Gundam Front Tokyo, Divercity, featuring a life-size 18-meter tall Gundam statue in full details, which is colorfully illuminated at night.
Akihabara – anime, manga, cosplay, maid cafes and gamer heaven. Unfortunately, it was my last stop for the day and I was almost limping already at this juncture, so didn’t really get to explore this area full of hidden curiosities. It was interesting to observe all the bright colourful buildings decorated with big posters of the latest or popular anime or games characters, and shy “maids” (from the many maid cafes) distributing flyers to potential customers at every corner of the streets.
Asakusa Sensoji – the oldest temple in Tokyo, founded in the 7th century.
Asakusa Nakamise Shopping Street – the road leading into Sensoji, with lots of cute Japanese omiyage and snacks. This area is one of the most crowded tourist attraction though.
Ueno Park – Japan’s most popular city park, Ueno Koen is one of the biggest, oldest and most historical parks in Japan. Ueno Park houses a lot of museums, shrines and famous for hanami (sakura viewing) and picnics during spring.
A very rare sakura tree in full bloom during winter? Even the locals find it curious.
Ueno Daibutsu – Only the face remains of a great Buddha statue which was destroyed during the Great Kanto Earthquake in 1923.
Nezu Jinja – a 1900 year old shrine according to legend. Famous for its Azalea Festival in April. Beautiful and historical, full of “National Important Cultural Properties” but curiously, very few tourists here. It’s not even a recommended attraction in many tourist brochures or in a typical Nezu-Yanaka Teramachi Course (temple walk), which is a real breather from Asakusa Sensoji and other crowded sites in Tokyo. A real quiet and serene place, I enjoyed walking here despite a little hard to find, zig-zagging in the residential areas of Nezu.
Yanaka – the older part of Tokyo. Known as teramachi, or temple town, there are hundreds of temples and shrines scattered around this area since the edo period. Yanaka is also known as Cat Town; many cats and cat themed shops in the area, including DIY maneki neko store, cat goods shops, etc.
Yanaka Ginza (Cat Street) – a 170m shopping street with traditional handicrafts, japanese sweets and more cat goodies.
A staircase at the end of this street called Dan Dan Staircase, known as the local felines’ popular hangout joint.
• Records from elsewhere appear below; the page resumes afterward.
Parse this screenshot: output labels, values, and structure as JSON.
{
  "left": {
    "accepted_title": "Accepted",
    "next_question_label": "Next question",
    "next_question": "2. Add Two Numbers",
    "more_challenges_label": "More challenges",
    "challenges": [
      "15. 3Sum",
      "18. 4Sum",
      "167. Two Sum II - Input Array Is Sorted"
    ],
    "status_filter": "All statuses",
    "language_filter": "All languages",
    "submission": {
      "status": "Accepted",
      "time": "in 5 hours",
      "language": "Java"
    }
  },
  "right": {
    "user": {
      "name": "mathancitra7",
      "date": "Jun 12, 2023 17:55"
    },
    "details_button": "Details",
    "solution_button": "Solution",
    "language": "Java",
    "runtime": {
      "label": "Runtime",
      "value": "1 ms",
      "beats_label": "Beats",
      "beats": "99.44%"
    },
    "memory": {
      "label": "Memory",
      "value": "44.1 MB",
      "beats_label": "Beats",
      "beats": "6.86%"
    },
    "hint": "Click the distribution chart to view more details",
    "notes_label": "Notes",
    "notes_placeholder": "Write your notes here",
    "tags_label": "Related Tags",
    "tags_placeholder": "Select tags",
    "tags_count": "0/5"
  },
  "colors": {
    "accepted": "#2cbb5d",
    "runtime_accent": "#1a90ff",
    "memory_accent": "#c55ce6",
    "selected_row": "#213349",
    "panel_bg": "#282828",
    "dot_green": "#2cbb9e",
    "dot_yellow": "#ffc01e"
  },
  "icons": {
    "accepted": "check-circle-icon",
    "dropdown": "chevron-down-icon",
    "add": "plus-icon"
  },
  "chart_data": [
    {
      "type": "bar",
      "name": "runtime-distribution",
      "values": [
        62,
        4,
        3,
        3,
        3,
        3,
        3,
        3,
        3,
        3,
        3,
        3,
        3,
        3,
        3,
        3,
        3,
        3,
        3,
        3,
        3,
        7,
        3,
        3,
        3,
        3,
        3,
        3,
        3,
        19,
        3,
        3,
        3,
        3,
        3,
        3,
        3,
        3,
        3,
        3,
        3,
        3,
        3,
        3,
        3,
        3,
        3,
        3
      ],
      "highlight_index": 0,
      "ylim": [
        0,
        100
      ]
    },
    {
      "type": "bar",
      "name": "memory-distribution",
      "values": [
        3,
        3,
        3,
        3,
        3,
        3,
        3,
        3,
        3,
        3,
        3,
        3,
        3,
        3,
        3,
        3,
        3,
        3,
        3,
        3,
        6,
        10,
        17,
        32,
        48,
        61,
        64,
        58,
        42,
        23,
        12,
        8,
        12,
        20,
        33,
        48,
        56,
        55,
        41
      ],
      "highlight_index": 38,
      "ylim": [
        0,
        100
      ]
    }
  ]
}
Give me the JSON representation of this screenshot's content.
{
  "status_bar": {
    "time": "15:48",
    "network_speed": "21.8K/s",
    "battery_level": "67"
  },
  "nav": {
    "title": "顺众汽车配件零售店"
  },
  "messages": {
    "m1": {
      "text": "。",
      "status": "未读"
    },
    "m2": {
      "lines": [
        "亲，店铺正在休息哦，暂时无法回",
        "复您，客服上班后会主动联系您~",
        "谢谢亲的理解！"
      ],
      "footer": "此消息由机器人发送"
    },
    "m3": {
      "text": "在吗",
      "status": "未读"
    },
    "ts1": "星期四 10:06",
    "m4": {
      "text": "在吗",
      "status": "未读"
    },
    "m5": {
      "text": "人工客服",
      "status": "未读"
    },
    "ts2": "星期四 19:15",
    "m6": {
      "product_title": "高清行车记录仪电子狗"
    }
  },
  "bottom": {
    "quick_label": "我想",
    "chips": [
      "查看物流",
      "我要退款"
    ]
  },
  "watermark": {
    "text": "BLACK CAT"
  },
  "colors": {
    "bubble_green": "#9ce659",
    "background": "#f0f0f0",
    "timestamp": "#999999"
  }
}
This is where I met this little cutie and some of its shy friends. 🙂